I can relate to this one. Edward Ugel was 36 years old and had grown a beard to cover his chins. But it was time to lose weight, and his wife Brooke insisted he shave the beard, too. Ugel was on board with weight loss, but not fully on board with a clean shaven face. Passively complying, he shaved his beard, but left a goatee. Brooke demanded Ed return to the razor. Game on! Determined to force Brooke’s hand, Ed emerged again, this time with a massive 1970s style mustache, the kind that covered the upper lip and turned downward. Brooke, not afraid to play herself, announced that she loved it! Uh oh. Ed was trapped, with a dinner party that evening, and a mustache he wouldn’t be caught dead in. What to do? Kiss Brooke, of course. That would make her concede. But as he made his move, she feigned delight and announced it was like kissing Burt Reynolds! Ed caved, and began his diet.

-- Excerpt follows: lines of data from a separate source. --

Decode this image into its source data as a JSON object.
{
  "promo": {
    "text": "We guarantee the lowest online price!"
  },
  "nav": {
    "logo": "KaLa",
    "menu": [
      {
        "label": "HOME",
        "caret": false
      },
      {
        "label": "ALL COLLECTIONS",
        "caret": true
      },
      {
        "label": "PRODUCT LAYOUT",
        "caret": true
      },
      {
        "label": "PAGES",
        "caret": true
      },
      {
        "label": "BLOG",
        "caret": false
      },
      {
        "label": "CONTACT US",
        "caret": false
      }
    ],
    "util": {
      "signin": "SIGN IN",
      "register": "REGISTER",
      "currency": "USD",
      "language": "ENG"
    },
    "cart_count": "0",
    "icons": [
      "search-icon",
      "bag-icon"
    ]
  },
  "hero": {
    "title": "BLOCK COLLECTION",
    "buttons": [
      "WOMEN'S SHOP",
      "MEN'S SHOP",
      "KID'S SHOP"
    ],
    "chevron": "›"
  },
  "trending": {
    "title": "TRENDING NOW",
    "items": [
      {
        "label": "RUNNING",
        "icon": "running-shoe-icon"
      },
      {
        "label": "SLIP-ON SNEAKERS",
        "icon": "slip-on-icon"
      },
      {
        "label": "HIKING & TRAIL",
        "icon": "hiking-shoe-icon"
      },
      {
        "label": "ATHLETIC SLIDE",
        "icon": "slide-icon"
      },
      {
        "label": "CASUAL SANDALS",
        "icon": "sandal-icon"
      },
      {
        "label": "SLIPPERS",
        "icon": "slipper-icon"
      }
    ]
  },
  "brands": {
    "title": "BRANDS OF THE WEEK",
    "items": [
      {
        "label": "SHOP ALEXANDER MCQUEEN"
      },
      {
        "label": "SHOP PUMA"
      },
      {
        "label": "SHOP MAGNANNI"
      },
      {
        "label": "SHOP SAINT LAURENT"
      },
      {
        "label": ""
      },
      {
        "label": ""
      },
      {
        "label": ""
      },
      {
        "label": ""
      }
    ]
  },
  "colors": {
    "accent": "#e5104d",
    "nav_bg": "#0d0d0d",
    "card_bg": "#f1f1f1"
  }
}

Edward Ugel is a freelance writer and work-at-home dad in Bethesda, MD whose wakeup call came when his wife recorded his snoring. (Honey, I know you read this blog. Please never do this!) She took the recording to the family doctor (who I think Ugel has a man crush on), and after a night in the “sleep hotel” he was required to sleep with a CPAP mask. Apparently in need of work as well as weight loss, Ugel quickly formulated a plan to lose 50 pounds in 50 weeks, and write a book about his experience.

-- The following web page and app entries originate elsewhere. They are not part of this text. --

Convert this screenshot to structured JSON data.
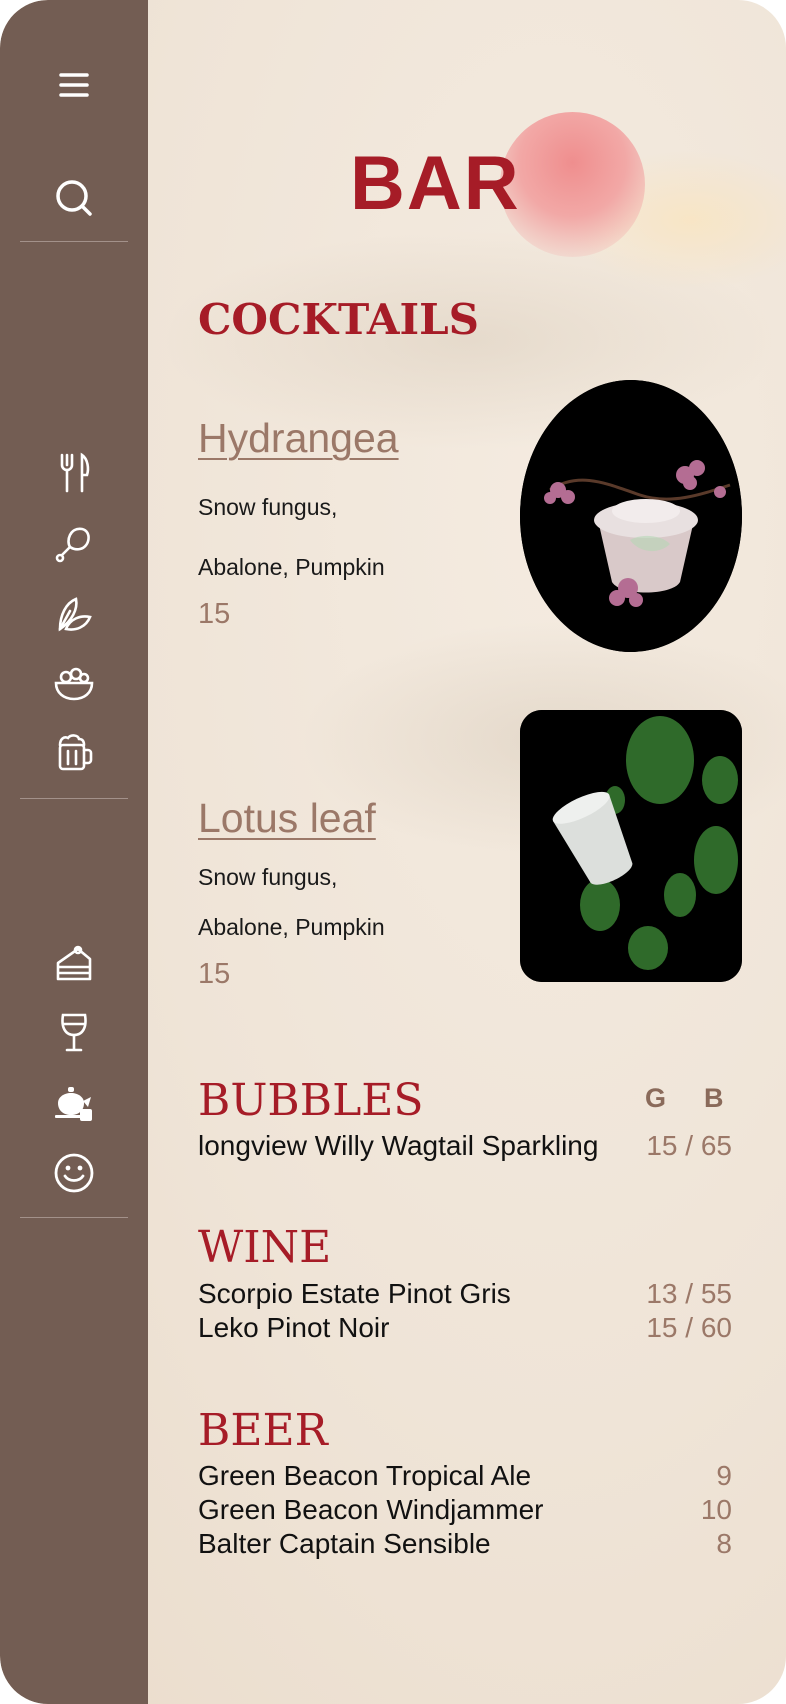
{
  "page": {
    "title": "BAR"
  },
  "sidebar": {
    "top_icons": [
      "menu-icon",
      "search-icon"
    ],
    "group1": [
      "fork-knife-icon",
      "drumstick-icon",
      "leaf-icon",
      "bowl-icon",
      "beer-mug-icon"
    ],
    "group2": [
      "cake-icon",
      "wine-glass-icon",
      "teapot-icon",
      "smiley-icon"
    ]
  },
  "cocktails": {
    "heading": "COCKTAILS",
    "items": [
      {
        "name": "Hydrangea",
        "desc1": "Snow fungus,",
        "desc2": "Abalone, Pumpkin",
        "price": "15"
      },
      {
        "name": "Lotus leaf",
        "desc1": "Snow fungus,",
        "desc2": "Abalone, Pumpkin",
        "price": "15"
      }
    ]
  },
  "bubbles": {
    "heading": "BUBBLES",
    "col_g": "G",
    "col_b": "B",
    "items": [
      {
        "name": "longview Willy Wagtail Sparkling",
        "price": "15 / 65"
      }
    ]
  },
  "wine": {
    "heading": "WINE",
    "items": [
      {
        "name": "Scorpio Estate Pinot Gris",
        "price": "13 / 55"
      },
      {
        "name": "Leko Pinot Noir",
        "price": "15 / 60"
      }
    ]
  },
  "beer": {
    "heading": "BEER",
    "items": [
      {
        "name": "Green Beacon Tropical Ale",
        "price": "9"
      },
      {
        "name": "Green Beacon Windjammer",
        "price": "10"
      },
      {
        "name": "Balter Captain Sensible",
        "price": "8"
      }
    ]
  },
  "colors": {
    "accent": "#a61c27",
    "sidebar": "#735d53",
    "muted": "#9b7868",
    "background": "#efe4d7"
  }
}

Ugel’s central question is whether a “foodie” can be a healthy eater. With relatives in the fine dining scene in Washington, D.C., Ugel is a skilled home chef. What he learns over the 50 weeks, however, is that he wasn’t fat because he’s a foodie, he was fat because of compulsive overeating. Ice cream runs that would serve a family. McDonald’s. Chinese. One of the funniest stories of the book is when his wife leaves town for a week and he reunites with his favorite Chinese restaurant after nine months on his diet. He hoped nobody would recognize him, but quickly was outed. “We thought you had moved!” the delivery man said with tangable relief and emotion. It was a vivid detail of the embarrassing emotional baggage we all experience around our food habits and their demons.
Ironically, Ed got hope when one of his “experts” – he hired a doctor, sleep specialist, nutritionist, and personal trainer – told him foodies are the most likely to succeed at weight loss, because they can appreciate healthy ingredients. And his 50 weeks were a success, though not entirely in the way he set out for them to be.
I’m With Fatty is not a literary masterpiece. It’s an easy read and leans heavily on male stereotyping. While it’s funny, I suspect Ugel is funnier in real life, when he isn’t trying to please a wide array of readers.
However, if Ugel were one of us, dispensing his 256 pages as a series of blog posts, I’d be raving about his story. That’s because despite my wanting every “Joe” who writes a book to have a literary alter-ego (like Dirk Hayhurst, for example), his I resonate with Ugel’s story. We learn from his journey, his mistakes, and his successes. If he can do it, maybe I can do it.